I want to touch on the expandability on this tablet versus the competition. At this time, I can only comment on the tablet itself, which has a micro-sd port. I had read complaints that the micro-sd sticks out too far, but it doesn't create a problem for me. I can still hold the tablet by it's sides without problem. It won't pop out automatically or anything. The keyboard dock will add a full-size sd card slot as well as a full-size USB port which will accept USB hubs. As tablets are primarily media consumption devices, this expandability is important to me so that I can take many high-quality movies, tv shows, and music with me on-the-go. No other tablets come close to this capacity.
Running Android versus iOS was a requirement for me. I'm a gadget lover and love the ability to customize. With Android, if you don't like the stock keyboard, you can replace it, which I did, with Swiftkey.
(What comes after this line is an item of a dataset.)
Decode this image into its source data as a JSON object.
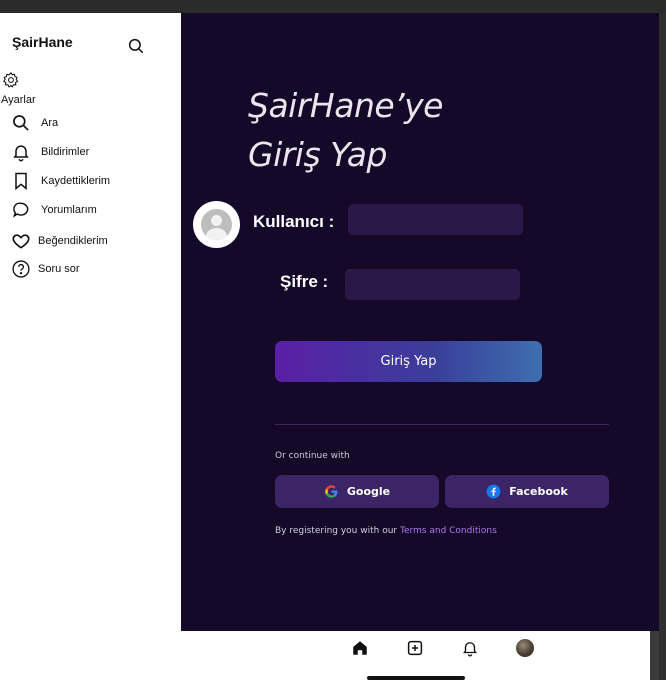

Swiftkey allows you to use a "split" keyboard, so if you hold the tablet in your hands, it's very easy to type with, and makes the tablet experience much better. This level of customization is found throughout Android. The task switcher makes it easy to go from app to app. I honestly love the stock browser. If you turn on the quick controls from the advanced settings, you can switch between bookmarks, tabs, forward, back, etc with just the swipe of a finger. Pages seemed to load quickly. (1/17/12) With ICS and the keyboard dock, the Transformer Prime really starts to shine. I never thought using a mouse and keyboard would be so great and intuitive with Android. I really love it, it's like they were made for each other.
I have wanted a tablet for a while, since the iPad took off, and this was the first tablet that seemed good enough to take the plunge. I'm glad I waited because this meets my every expectation. The reason I'm giving it 5 stars despite my minor complains is because it is exactly what I expected out of a tablet. I've seen the other tablets out there, and this is by far the best one I've seen/used. (1/17/12) If you get the Prime, it is really worth it to get the dock as well. They work beautifully together, and it is awesome that you can just rip the screen off of your netbook whenever you want to watch movies on the couch. I highly recommend this device to anyone looking to take the plunge into Android tablets.
Battery life is awesome... I use it for school, work, and play.
Memory is awesiome....
Graphics are sick!!!!
Didja know you can plug your USB X box controller into the USB slot and play games with it.... No configuration required!
The keyboard docking station is a must have... it's another battery pack!!!!!
Now for my complaints (relax, it's not about the hardware): This awsome product performs better than the IPad. It leaves the Xoom, and Galaxy in the dust. Where the heck are the accesories? There aren't enough after market products for the Prime. Not that it needs alot, but the lack of skins, and rather small collection of cases is killing me.
Asus: WTF on the shipping and advertisement? I understand that many people didn't think this product was going to be such a big hit, but I didn't know about the xbox controller until after I got it and I did PLENTY of research. I ordered in Feb, and got it in March.
I'm thinking if Asus marketed this thing better, more people would know about it. More companies would create accesories for it.
BTW, the Micro HDMI cord was a great investmet. micro HDMI cord + xbox wired controller + hd TV + shadowgun = a damn good video game system.